DATA SHOWN:
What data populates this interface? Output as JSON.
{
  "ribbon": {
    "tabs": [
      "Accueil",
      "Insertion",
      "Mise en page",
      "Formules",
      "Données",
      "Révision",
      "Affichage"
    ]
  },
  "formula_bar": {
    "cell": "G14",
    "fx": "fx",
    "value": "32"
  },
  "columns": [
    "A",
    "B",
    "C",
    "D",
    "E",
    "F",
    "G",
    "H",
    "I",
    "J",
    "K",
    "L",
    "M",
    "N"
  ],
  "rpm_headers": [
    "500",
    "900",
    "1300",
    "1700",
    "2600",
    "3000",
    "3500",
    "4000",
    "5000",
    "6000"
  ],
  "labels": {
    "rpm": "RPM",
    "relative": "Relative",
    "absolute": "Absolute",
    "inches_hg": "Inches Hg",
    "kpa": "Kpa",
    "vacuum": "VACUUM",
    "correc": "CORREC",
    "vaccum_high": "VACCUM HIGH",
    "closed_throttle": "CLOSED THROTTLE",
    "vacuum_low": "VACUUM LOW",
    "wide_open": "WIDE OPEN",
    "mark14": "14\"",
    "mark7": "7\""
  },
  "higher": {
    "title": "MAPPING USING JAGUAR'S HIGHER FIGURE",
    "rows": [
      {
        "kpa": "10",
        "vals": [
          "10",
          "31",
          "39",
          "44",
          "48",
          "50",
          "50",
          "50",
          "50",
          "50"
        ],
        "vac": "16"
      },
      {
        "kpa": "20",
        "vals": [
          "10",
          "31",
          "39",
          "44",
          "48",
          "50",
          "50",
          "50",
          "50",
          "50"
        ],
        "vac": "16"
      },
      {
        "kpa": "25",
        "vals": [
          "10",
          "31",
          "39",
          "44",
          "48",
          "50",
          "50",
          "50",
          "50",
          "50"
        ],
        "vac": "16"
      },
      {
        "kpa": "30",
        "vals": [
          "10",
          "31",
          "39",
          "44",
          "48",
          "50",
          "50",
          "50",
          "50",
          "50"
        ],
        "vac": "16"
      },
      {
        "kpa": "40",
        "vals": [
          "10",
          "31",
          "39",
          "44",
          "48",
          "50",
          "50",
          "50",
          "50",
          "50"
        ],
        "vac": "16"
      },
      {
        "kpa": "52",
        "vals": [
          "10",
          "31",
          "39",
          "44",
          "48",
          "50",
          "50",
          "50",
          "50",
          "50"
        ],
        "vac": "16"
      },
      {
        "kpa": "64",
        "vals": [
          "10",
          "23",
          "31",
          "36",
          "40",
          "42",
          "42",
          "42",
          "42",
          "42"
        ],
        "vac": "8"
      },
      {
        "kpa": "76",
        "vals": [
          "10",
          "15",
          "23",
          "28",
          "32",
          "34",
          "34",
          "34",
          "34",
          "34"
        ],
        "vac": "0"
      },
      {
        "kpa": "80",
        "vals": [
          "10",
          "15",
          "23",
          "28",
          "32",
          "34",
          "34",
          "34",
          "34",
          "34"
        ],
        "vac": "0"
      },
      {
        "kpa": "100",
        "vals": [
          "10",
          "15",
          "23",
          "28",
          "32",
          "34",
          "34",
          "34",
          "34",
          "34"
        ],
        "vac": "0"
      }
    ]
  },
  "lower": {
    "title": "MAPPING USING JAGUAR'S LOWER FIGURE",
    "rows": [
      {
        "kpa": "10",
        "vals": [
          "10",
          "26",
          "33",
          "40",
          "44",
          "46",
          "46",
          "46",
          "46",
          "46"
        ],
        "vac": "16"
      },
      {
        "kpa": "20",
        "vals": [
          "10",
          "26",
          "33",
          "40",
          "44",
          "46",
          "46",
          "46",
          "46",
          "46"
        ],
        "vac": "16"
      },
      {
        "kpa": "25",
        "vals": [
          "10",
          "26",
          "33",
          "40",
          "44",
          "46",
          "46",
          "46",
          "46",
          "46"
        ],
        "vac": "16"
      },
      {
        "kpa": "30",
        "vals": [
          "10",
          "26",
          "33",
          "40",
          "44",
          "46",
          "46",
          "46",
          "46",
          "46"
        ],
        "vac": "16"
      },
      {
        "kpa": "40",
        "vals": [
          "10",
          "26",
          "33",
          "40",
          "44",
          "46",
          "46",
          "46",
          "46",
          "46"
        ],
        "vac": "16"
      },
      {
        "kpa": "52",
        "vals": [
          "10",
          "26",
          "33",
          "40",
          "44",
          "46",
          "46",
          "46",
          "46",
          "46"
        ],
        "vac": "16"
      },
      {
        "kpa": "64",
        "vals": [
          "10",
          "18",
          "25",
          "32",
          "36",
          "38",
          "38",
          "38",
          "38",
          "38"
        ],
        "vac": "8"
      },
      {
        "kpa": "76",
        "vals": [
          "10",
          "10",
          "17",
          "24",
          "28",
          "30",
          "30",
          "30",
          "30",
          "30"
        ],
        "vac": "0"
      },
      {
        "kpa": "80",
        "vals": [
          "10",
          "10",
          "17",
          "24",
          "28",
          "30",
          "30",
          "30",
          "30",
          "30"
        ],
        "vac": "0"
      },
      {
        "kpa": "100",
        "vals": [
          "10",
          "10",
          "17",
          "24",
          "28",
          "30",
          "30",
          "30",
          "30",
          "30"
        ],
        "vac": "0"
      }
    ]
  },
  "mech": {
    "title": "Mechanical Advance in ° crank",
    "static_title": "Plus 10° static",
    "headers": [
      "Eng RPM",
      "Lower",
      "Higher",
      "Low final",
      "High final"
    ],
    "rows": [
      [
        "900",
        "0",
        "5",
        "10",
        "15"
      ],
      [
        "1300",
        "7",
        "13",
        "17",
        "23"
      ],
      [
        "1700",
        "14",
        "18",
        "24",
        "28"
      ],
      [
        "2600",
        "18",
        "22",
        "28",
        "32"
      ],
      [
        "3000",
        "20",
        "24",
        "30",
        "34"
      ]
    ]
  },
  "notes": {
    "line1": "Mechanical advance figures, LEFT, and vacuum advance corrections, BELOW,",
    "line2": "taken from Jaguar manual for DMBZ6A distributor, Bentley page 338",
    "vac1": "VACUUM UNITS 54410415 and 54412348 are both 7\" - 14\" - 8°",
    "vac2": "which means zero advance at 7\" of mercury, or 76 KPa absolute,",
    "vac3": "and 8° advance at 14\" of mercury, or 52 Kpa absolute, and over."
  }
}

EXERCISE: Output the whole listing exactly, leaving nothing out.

RESULT FOR THIS EXERCISE:
What data populates this interface? Output as JSON.
{
  "ribbon": {
    "tabs": [
      "Accueil",
      "Insertion",
      "Mise en page",
      "Formules",
      "Données",
      "Révision",
      "Affichage"
    ]
  },
  "formula_bar": {
    "cell": "G14",
    "fx": "fx",
    "value": "32"
  },
  "columns": [
    "A",
    "B",
    "C",
    "D",
    "E",
    "F",
    "G",
    "H",
    "I",
    "J",
    "K",
    "L",
    "M",
    "N"
  ],
  "rpm_headers": [
    "500",
    "900",
    "1300",
    "1700",
    "2600",
    "3000",
    "3500",
    "4000",
    "5000",
    "6000"
  ],
  "labels": {
    "rpm": "RPM",
    "relative": "Relative",
    "absolute": "Absolute",
    "inches_hg": "Inches Hg",
    "kpa": "Kpa",
    "vacuum": "VACUUM",
    "correc": "CORREC",
    "vaccum_high": "VACCUM HIGH",
    "closed_throttle": "CLOSED THROTTLE",
    "vacuum_low": "VACUUM LOW",
    "wide_open": "WIDE OPEN",
    "mark14": "14\"",
    "mark7": "7\""
  },
  "higher": {
    "title": "MAPPING USING JAGUAR'S HIGHER FIGURE",
    "rows": [
      {
        "kpa": "10",
        "vals": [
          "10",
          "31",
          "39",
          "44",
          "48",
          "50",
          "50",
          "50",
          "50",
          "50"
        ],
        "vac": "16"
      },
      {
        "kpa": "20",
        "vals": [
          "10",
          "31",
          "39",
          "44",
          "48",
          "50",
          "50",
          "50",
          "50",
          "50"
        ],
        "vac": "16"
      },
      {
        "kpa": "25",
        "vals": [
          "10",
          "31",
          "39",
          "44",
          "48",
          "50",
          "50",
          "50",
          "50",
          "50"
        ],
        "vac": "16"
      },
      {
        "kpa": "30",
        "vals": [
          "10",
          "31",
          "39",
          "44",
          "48",
          "50",
          "50",
          "50",
          "50",
          "50"
        ],
        "vac": "16"
      },
      {
        "kpa": "40",
        "vals": [
          "10",
          "31",
          "39",
          "44",
          "48",
          "50",
          "50",
          "50",
          "50",
          "50"
        ],
        "vac": "16"
      },
      {
        "kpa": "52",
        "vals": [
          "10",
          "31",
          "39",
          "44",
          "48",
          "50",
          "50",
          "50",
          "50",
          "50"
        ],
        "vac": "16"
      },
      {
        "kpa": "64",
        "vals": [
          "10",
          "23",
          "31",
          "36",
          "40",
          "42",
          "42",
          "42",
          "42",
          "42"
        ],
        "vac": "8"
      },
      {
        "kpa": "76",
        "vals": [
          "10",
          "15",
          "23",
          "28",
          "32",
          "34",
          "34",
          "34",
          "34",
          "34"
        ],
        "vac": "0"
      },
      {
        "kpa": "80",
        "vals": [
          "10",
          "15",
          "23",
          "28",
          "32",
          "34",
          "34",
          "34",
          "34",
          "34"
        ],
        "vac": "0"
      },
      {
        "kpa": "100",
        "vals": [
          "10",
          "15",
          "23",
          "28",
          "32",
          "34",
          "34",
          "34",
          "34",
          "34"
        ],
        "vac": "0"
      }
    ]
  },
  "lower": {
    "title": "MAPPING USING JAGUAR'S LOWER FIGURE",
    "rows": [
      {
        "kpa": "10",
        "vals": [
          "10",
          "26",
          "33",
          "40",
          "44",
          "46",
          "46",
          "46",
          "46",
          "46"
        ],
        "vac": "16"
      },
      {
        "kpa": "20",
        "vals": [
          "10",
          "26",
          "33",
          "40",
          "44",
          "46",
          "46",
          "46",
          "46",
          "46"
        ],
        "vac": "16"
      },
      {
        "kpa": "25",
        "vals": [
          "10",
          "26",
          "33",
          "40",
          "44",
          "46",
          "46",
          "46",
          "46",
          "46"
        ],
        "vac": "16"
      },
      {
        "kpa": "30",
        "vals": [
          "10",
          "26",
          "33",
          "40",
          "44",
          "46",
          "46",
          "46",
          "46",
          "46"
        ],
        "vac": "16"
      },
      {
        "kpa": "40",
        "vals": [
          "10",
          "26",
          "33",
          "40",
          "44",
          "46",
          "46",
          "46",
          "46",
          "46"
        ],
        "vac": "16"
      },
      {
        "kpa": "52",
        "vals": [
          "10",
          "26",
          "33",
          "40",
          "44",
          "46",
          "46",
          "46",
          "46",
          "46"
        ],
        "vac": "16"
      },
      {
        "kpa": "64",
        "vals": [
          "10",
          "18",
          "25",
          "32",
          "36",
          "38",
          "38",
          "38",
          "38",
          "38"
        ],
        "vac": "8"
      },
      {
        "kpa": "76",
        "vals": [
          "10",
          "10",
          "17",
          "24",
          "28",
          "30",
          "30",
          "30",
          "30",
          "30"
        ],
        "vac": "0"
      },
      {
        "kpa": "80",
        "vals": [
          "10",
          "10",
          "17",
          "24",
          "28",
          "30",
          "30",
          "30",
          "30",
          "30"
        ],
        "vac": "0"
      },
      {
        "kpa": "100",
        "vals": [
          "10",
          "10",
          "17",
          "24",
          "28",
          "30",
          "30",
          "30",
          "30",
          "30"
        ],
        "vac": "0"
      }
    ]
  },
  "mech": {
    "title": "Mechanical Advance in ° crank",
    "static_title": "Plus 10° static",
    "headers": [
      "Eng RPM",
      "Lower",
      "Higher",
      "Low final",
      "High final"
    ],
    "rows": [
      [
        "900",
        "0",
        "5",
        "10",
        "15"
      ],
      [
        "1300",
        "7",
        "13",
        "17",
        "23"
      ],
      [
        "1700",
        "14",
        "18",
        "24",
        "28"
      ],
      [
        "2600",
        "18",
        "22",
        "28",
        "32"
      ],
      [
        "3000",
        "20",
        "24",
        "30",
        "34"
      ]
    ]
  },
  "notes": {
    "line1": "Mechanical advance figures, LEFT, and vacuum advance corrections, BELOW,",
    "line2": "taken from Jaguar manual for DMBZ6A distributor, Bentley page 338",
    "vac1": "VACUUM UNITS 54410415 and 54412348 are both 7\" - 14\" - 8°",
    "vac2": "which means zero advance at 7\" of mercury, or 76 KPa absolute,",
    "vac3": "and 8° advance at 14\" of mercury, or 52 Kpa absolute, and over."
  }
}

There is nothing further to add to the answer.